Mixed Martial Arts (MMA) is the fastest-growing sport on earth and that is essentially due to its main promoter, the Ultimate Fighting Championship (UFC). By 2001 the sport had a bad reputation and was banned in 36 states of the USA, including New York. In this same year the Fertitta brothers and Dana White took over the UFC determined to make a big change.

Zuffa acquired the UFC for $2 million by then, and after 15 years of hard work and great promotion they sold it for $4.2 billion last year. To make this happen, the team that managed the UFC had to make many changes regarding the rules of the sport, the contracts of the athletes and the way in which it was promoted.

Since the first acquisition was made, the UFC went on to buy other MMA competitions, such as the Japanese “Pride Fighting Championships”, “World Extreme Cagefighting” and “Strikeforce”. Hence making themselves the most dominant organisation in the MMA world. This way, it was easier for both fans and athletes to focus on one major competition.

This popularity boost of the UFC was the key factor for the growth of MMA. Gyms and clubs also benefited from it since more and more people started to practice this sport with the dream of becoming a superstar fighter.

The UFC went from being called “human cockfighting” by John McCain (Republican Senator) to become a legitimate sport which is broadcasted worldwide. However, as it usually happens, popularity comes with a price, although in this particular case, it may not be evident.

The discrepancy between the image of MMA and the actual values of each martial art is what I consider to be the downside of UFC popularity.

Despite bringing huge awareness to the sport, there are lots of people who think of it as a violent and bloody competition and not much more. That is actually due to the way in which the sport is promoted since most viral videos are related to trash talking and powerful knock-outs.

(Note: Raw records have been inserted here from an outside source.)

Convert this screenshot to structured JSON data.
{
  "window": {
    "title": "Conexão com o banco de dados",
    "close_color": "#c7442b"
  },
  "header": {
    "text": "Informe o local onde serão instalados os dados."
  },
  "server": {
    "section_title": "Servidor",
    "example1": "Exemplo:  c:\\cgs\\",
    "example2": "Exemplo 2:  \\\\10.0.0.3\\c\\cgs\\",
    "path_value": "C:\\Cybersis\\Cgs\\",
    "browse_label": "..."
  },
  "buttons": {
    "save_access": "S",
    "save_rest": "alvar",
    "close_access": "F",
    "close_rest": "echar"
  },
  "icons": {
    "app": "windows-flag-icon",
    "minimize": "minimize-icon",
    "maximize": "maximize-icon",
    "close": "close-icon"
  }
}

Nevertheless, that is just a small part of what Martial Arts bring to the table. Most of these disciplines, that together form Mixed Martial Arts, have a set of values which are transferrable to other areas of our lives.

If we take, for instance, Muay Thai and Brazilian Jiu Jitsu – two of the most used Martial Arts in the UFC – we conclude that their values are very different from what the public image that the sport portrays.

Taking a look at some of the biggest organisations in these two sports, this is what I have found: respect, tradition, excellence, fair play and honour can be considered some of the values of Muay Thai. As to Jiu Jitsu, there is brotherhood (to commit to a common goal above individual selfish needs), expansion and integrity.

Now, all that trash talking doesn’t transmit a load of respect, fair play or integrity, does it?

On the flip side, how could MMA be promoted and have grown as successfully as it has without the violence and trash talking? If the values of the Martial Arts were promoted instead, then, perhaps, it wouldn’t have grown as much.

After having talked with Pedro Nieuwenhuyzen, who has already been Kickboxing European Champion and is currently a Muay-Thai fighter, here are his insights on this subject: “Mixed Martial Arts reflects certain values that are strong. Discipline, integrity, respect, honor are a few to name when speaking of true MMA practitioners and people who are deep in the fighting community and ideology. It is not about violence or hurting people that makes a MMA athlete who he is. He trains and works hard day in and day out to become the best disciple of MMA.

But, entertainment is a big factor and therefore many fighters have learned that promoting themselves through confrontation and extreme personas makes it more interesting for the public to watch and follow. At the end of the day, these extremes of showmanship work because it builds up expectancy for the crowd. Most individuals like Conor McGregor adopt a persona in the ring that they are not outside. He has learned that the business end and the entertainment end of combat sports is very important.”